Check every line of the data below for the word "PoolElem". Copy the ones that have it.

== Segment start ==

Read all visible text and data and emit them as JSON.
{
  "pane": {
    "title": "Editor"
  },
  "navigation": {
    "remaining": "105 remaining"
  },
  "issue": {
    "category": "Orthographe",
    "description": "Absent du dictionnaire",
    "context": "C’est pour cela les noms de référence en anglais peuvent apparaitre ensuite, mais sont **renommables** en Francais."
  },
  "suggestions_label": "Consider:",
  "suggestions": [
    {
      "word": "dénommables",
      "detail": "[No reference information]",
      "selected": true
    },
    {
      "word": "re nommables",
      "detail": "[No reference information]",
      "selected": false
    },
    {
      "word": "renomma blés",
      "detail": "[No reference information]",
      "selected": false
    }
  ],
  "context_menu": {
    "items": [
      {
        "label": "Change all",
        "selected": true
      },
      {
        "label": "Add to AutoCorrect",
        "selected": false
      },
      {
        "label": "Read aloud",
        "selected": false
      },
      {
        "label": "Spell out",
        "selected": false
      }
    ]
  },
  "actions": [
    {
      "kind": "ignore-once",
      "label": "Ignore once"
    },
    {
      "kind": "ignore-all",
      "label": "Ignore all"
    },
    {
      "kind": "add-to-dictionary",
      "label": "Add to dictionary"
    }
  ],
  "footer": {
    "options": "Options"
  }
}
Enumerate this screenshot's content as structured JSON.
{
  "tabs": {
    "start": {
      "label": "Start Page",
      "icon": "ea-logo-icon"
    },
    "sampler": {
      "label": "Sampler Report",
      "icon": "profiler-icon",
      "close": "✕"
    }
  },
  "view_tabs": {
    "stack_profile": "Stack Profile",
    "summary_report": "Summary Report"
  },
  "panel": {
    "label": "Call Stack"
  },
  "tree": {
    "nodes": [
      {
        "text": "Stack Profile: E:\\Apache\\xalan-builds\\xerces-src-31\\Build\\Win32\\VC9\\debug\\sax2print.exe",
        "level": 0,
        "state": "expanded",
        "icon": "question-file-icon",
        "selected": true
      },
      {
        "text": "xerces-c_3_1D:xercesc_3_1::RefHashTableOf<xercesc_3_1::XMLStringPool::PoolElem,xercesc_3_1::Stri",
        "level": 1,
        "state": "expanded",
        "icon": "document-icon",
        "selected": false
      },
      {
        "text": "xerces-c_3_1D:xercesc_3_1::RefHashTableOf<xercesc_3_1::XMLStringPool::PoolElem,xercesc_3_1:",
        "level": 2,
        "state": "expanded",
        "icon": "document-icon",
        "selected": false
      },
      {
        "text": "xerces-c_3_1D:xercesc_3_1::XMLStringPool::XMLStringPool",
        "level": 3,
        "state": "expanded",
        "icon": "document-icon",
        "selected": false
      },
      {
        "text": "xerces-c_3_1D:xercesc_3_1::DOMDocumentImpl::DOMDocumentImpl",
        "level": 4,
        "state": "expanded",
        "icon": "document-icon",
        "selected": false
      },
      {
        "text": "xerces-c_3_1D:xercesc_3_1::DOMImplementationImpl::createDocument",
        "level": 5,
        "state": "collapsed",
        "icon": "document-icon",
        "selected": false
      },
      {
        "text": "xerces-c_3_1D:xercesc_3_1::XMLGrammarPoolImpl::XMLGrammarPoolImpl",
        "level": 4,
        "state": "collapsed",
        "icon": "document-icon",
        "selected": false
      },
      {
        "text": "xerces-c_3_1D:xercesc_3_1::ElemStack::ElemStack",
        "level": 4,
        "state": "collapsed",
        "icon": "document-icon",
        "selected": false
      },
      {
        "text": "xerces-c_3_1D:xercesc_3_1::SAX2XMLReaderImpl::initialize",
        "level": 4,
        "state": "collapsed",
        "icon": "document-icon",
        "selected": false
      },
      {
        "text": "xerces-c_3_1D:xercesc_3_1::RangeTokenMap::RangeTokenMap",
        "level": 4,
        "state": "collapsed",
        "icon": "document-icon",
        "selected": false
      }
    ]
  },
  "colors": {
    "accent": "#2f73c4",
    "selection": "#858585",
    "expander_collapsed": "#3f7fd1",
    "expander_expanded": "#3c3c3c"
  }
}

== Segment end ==

# Completed exercise
        "text": "xerces-c_3_1D:xercesc_3_1::RefHashTableOf<xercesc_3_1::XMLStringPool::PoolElem,xercesc_3_1::Stri",
        "text": "xerces-c_3_1D:xercesc_3_1::RefHashTableOf<xercesc_3_1::XMLStringPool::PoolElem,xercesc_3_1:",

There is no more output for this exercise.